When on a group trail ride there are a general set of polite rules that should be adhered to for the safety of the entire group. Thoughtless behavior from just one of the riders in a group, such as suddenly galloping down the trail, can cause havoc among the rest of the riders and their mounts. Below are some simple tips to follow while on a group trail ride which will help ensure the safety of the entire group.
Make Sure Everyone Has Clear Expectations
It is important that each rider in the group understands what lies on the trail ahead. Before the trail ride every person should know approximately how long the ride is and the difficulty of the terrain. By having every rider fully prepared it is less likely that any issues will occur during the trail ride, such as an inexperienced horse or rider unable to navigate tough terrain.

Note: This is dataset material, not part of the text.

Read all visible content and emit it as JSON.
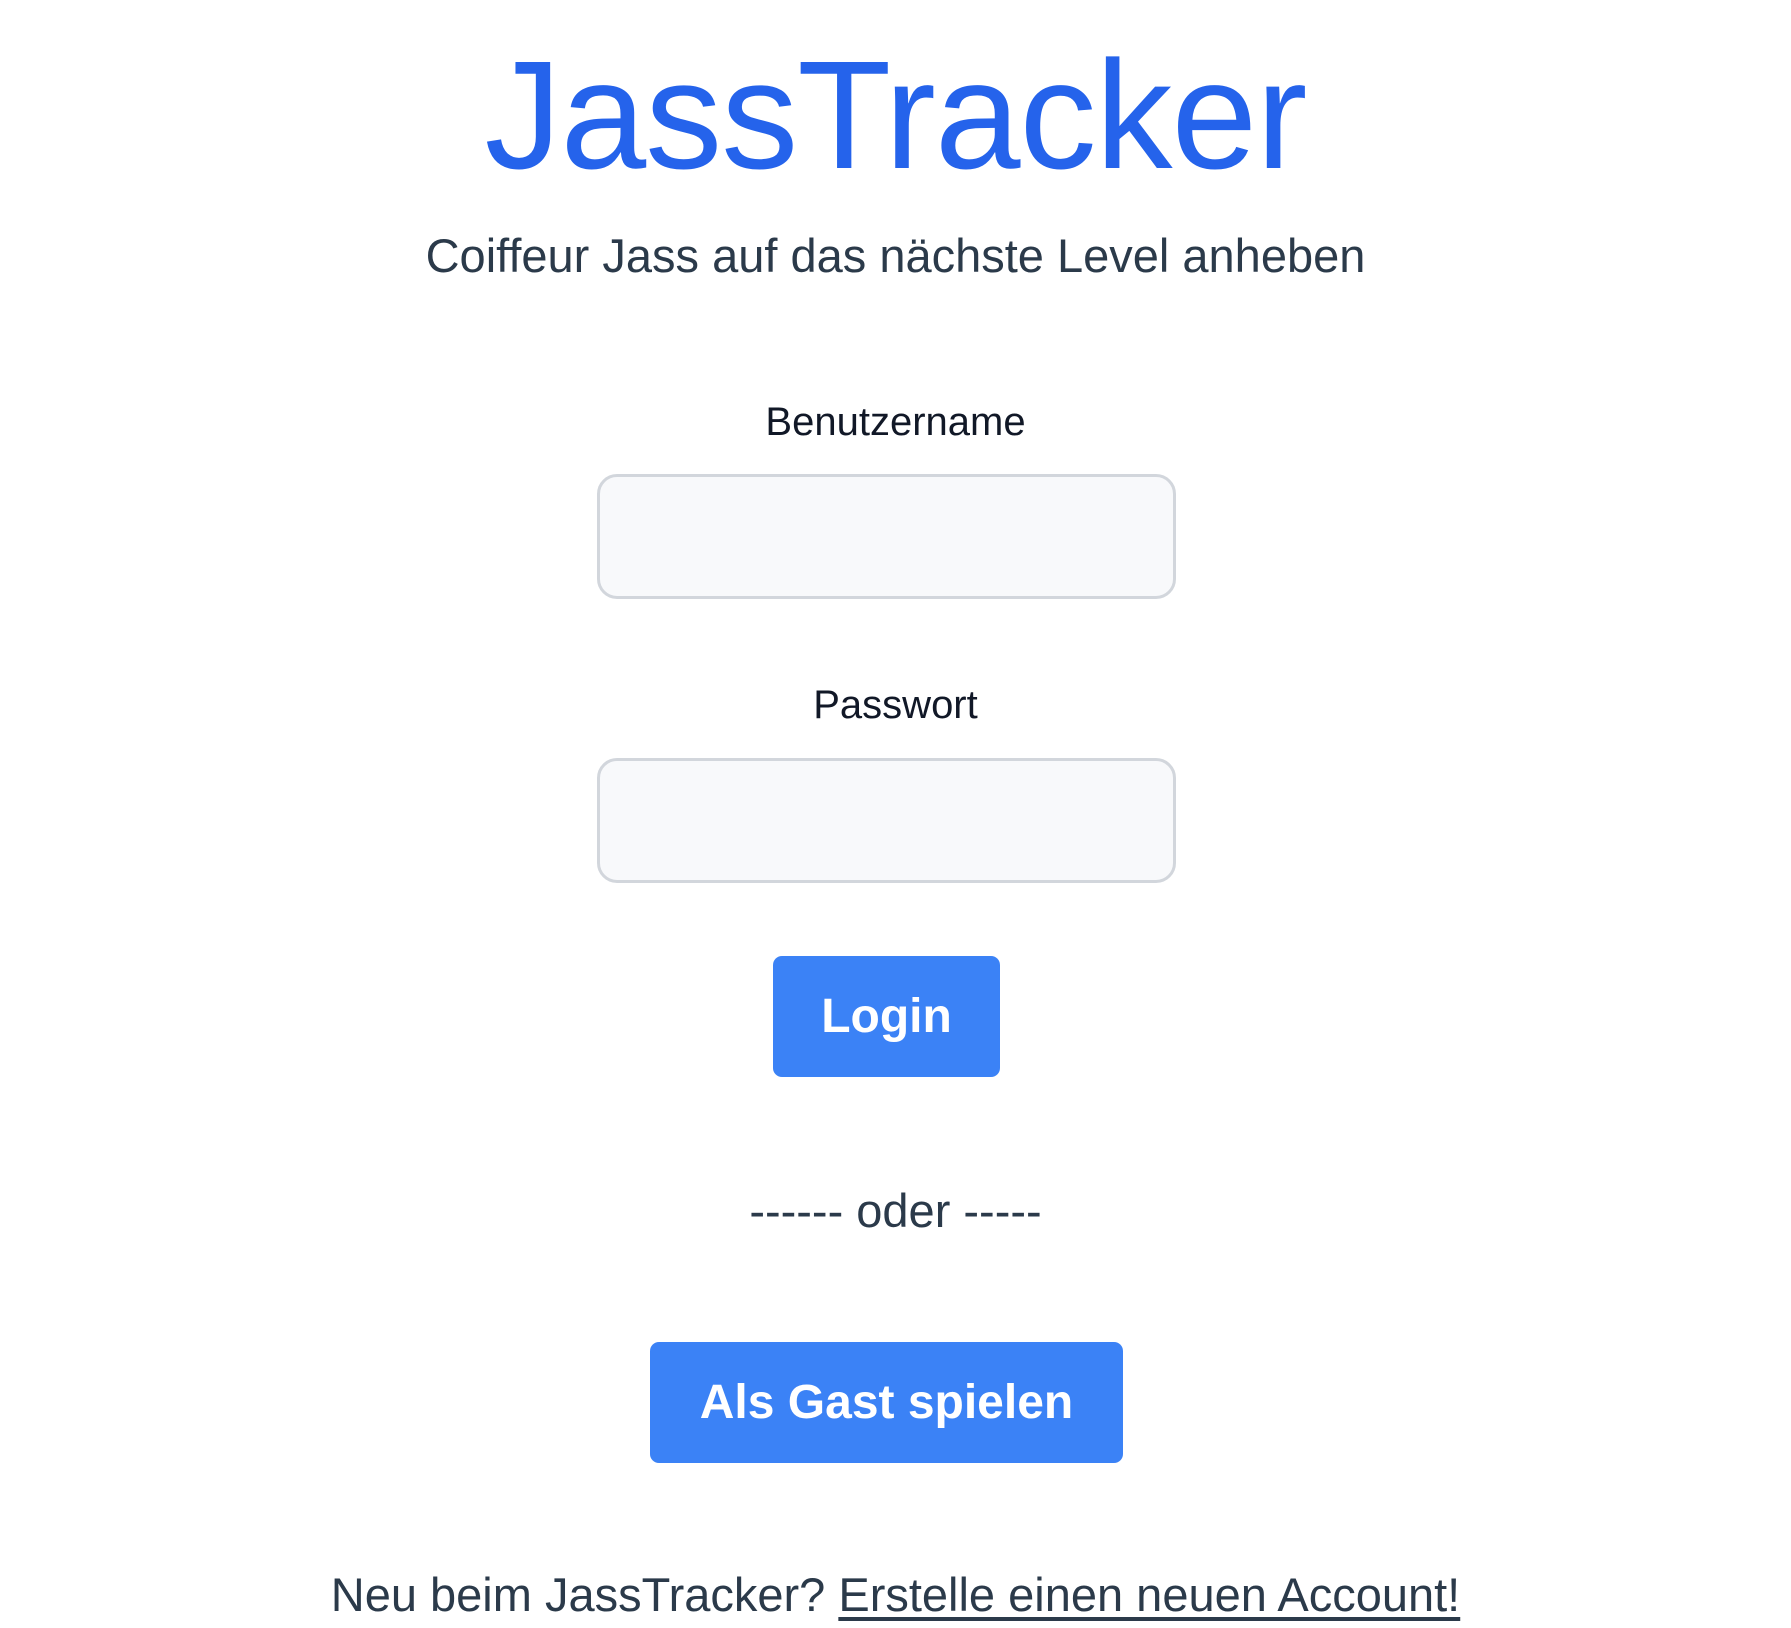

Do Not Ride Above the Level of the Least Experienced Horse/ Rider
Safety while riding is the number one priority. With that in mind, do not ride above the level of the least experienced horse or rider in the group. Be sure to communicate upcoming hazards and obstacles. Be patient with an inexperienced horse or rider if they get stuck on an obstacle, such as a creek crossing, and do not leave them behind as it may result in injury to both.

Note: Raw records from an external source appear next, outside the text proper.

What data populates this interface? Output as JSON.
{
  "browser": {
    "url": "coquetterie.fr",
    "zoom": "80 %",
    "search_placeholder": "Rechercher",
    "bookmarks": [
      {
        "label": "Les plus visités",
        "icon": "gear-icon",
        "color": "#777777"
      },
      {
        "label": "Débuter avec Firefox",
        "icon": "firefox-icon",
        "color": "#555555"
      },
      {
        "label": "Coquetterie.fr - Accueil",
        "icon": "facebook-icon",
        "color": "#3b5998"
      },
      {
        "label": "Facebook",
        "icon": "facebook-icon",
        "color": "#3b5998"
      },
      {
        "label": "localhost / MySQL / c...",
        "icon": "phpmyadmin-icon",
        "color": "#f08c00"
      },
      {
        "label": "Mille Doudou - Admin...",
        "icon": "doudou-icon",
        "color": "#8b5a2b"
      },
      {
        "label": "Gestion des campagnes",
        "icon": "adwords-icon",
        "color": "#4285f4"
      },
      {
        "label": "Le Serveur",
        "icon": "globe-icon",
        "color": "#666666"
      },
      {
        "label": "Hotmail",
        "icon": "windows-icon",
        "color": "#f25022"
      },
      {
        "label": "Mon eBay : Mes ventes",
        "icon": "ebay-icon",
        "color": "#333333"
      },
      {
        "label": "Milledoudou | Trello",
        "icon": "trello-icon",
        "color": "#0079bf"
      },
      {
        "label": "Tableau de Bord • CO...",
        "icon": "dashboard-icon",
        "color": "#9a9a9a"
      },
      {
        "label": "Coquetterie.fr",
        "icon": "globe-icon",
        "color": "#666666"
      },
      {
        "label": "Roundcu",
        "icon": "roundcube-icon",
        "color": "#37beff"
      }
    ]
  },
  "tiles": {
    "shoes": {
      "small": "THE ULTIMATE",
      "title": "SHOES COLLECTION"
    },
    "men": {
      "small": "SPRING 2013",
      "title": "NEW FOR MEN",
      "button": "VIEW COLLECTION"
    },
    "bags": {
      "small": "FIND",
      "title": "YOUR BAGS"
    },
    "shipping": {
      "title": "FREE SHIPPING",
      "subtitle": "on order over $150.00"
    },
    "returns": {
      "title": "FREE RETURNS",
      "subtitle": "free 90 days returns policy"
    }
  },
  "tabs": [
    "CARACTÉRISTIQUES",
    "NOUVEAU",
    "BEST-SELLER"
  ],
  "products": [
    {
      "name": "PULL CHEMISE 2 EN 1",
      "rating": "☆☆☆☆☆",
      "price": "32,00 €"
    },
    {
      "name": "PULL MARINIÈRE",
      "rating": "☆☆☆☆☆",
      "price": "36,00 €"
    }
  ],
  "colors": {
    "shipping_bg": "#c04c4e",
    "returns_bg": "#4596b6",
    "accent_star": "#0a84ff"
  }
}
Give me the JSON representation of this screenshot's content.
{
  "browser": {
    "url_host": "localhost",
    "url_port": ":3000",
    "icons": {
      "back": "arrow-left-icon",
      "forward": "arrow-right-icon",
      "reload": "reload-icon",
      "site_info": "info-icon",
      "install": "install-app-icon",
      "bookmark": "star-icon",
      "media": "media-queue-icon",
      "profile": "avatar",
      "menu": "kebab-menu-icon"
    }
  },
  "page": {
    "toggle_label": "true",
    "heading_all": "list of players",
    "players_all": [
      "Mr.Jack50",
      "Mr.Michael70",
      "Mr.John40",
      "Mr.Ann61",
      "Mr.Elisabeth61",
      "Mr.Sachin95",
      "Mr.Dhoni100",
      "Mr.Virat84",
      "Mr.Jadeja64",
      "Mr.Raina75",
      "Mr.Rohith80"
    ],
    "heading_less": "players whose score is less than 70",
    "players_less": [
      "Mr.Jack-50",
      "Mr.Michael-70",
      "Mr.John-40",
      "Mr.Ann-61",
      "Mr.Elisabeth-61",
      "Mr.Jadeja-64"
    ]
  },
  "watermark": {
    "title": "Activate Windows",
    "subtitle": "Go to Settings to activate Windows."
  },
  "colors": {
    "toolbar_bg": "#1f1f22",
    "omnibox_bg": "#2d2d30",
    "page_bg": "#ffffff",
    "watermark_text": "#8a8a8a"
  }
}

Ask Before Trotting Or Cantering
Speeding up can be fun for everyone involved but be sure to ask before proceeding. Being herd animals, horses can get wound up if one of their own starts to speed up and they may panic if they feel like they are being left behind. It is important to be sure everyone is comfortable and has control of their horse to prevent over-excitement or a possible accident.
If your horse like to lead, occasionally move him to the middle or the back of the pack and encourage the same of your fellow riders. By doing this, it teaches each horse to become comfortable in any position of the group which makes for quieter, more relaxed trails rides.
Teach Your Horse Manners
When riding in a group it is especially important to have a well-mannered horse. If your horse is aggressive, defensive of their backside or reactive to basic trail obstacles it may be time to find a trainer who can help you resolve these issues. If you have a trail riding buddy who seems to be having a tough time with their horse, encourage them to find a trainer as well. A well-mannered horse makes for a safe riding buddy.
These straightforward tips will help ensure safe trail rides between you and your trail riding buddies! Always remember, consideration for your fellow riding buddies is key and clear communication between the entire group will make for the safest trail ride. Now get out there and see the world!